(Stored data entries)

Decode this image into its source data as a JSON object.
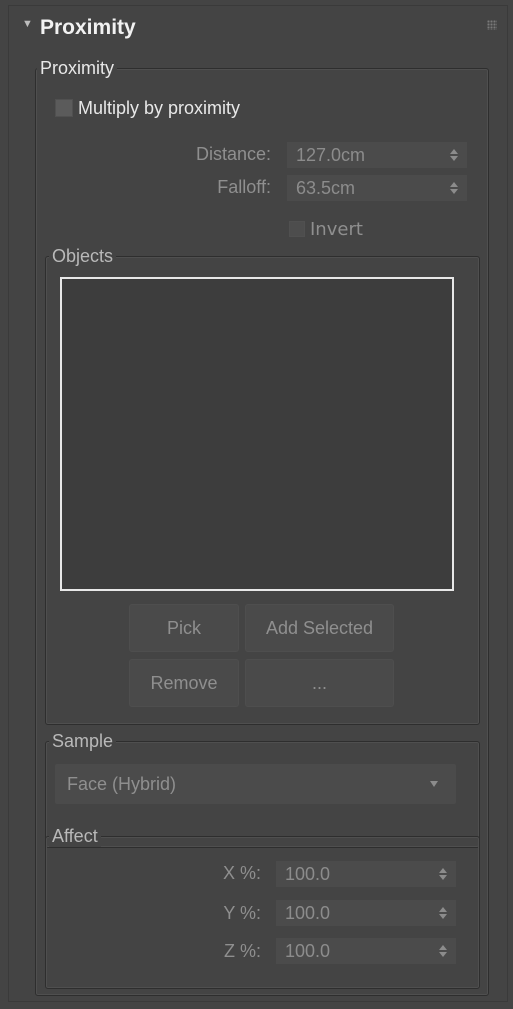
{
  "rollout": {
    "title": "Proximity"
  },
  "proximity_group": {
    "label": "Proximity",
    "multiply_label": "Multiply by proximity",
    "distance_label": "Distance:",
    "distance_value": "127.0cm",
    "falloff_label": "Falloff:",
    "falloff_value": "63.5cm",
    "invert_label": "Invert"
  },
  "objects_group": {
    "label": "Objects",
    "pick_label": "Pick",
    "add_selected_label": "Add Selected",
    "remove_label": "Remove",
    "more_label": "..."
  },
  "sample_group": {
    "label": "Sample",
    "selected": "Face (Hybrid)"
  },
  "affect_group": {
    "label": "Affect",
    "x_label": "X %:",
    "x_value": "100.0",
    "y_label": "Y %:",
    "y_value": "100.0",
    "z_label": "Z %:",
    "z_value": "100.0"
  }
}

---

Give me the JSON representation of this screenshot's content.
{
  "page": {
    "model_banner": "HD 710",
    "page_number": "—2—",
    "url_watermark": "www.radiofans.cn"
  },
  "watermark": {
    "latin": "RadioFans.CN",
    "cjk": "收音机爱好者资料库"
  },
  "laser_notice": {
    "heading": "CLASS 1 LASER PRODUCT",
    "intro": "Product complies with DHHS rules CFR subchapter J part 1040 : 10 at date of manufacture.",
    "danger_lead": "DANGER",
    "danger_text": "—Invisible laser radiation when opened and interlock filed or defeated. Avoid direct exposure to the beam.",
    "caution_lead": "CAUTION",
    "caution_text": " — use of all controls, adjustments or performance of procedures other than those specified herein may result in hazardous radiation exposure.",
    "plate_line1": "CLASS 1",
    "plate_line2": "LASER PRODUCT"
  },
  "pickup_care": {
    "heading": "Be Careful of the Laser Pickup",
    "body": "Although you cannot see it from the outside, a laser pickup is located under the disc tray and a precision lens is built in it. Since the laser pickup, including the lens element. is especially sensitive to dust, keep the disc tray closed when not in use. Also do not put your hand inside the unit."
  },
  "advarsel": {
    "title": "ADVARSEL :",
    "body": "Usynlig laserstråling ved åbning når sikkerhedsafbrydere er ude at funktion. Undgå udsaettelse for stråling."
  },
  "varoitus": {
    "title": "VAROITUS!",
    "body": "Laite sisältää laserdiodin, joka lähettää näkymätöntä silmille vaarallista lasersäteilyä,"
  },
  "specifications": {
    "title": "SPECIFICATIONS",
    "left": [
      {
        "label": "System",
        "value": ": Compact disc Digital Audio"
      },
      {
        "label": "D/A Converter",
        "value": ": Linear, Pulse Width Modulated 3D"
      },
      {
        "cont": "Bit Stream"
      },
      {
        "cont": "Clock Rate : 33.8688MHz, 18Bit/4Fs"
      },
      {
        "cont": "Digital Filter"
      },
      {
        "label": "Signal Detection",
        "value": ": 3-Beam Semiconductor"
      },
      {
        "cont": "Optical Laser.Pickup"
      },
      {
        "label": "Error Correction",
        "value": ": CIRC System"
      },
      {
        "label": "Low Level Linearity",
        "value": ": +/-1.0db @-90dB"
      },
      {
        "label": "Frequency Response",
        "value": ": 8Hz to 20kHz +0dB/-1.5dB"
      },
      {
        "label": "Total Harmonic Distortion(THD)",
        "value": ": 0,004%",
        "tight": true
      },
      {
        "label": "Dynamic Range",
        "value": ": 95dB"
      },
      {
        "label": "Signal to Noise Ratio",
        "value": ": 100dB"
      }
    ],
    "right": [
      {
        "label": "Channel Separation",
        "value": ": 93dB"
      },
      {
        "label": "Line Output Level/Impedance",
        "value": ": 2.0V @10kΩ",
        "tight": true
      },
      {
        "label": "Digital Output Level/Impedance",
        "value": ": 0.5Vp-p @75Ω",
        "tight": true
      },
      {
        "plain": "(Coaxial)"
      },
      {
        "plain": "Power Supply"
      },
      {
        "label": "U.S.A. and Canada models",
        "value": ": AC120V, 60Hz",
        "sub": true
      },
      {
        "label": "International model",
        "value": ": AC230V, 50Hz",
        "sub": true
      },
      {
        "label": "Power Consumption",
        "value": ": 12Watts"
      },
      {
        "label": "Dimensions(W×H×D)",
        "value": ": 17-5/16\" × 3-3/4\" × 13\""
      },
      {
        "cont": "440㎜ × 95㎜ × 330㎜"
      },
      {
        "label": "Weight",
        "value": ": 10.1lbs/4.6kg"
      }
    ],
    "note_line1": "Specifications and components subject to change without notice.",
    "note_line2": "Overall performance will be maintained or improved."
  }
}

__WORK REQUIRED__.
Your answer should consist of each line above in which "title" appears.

__OUTPUT OF THE TASK__.
    "title": "Proximity"
    "title": "ADVARSEL :",
    "title": "VAROITUS!",
    "title": "SPECIFICATIONS",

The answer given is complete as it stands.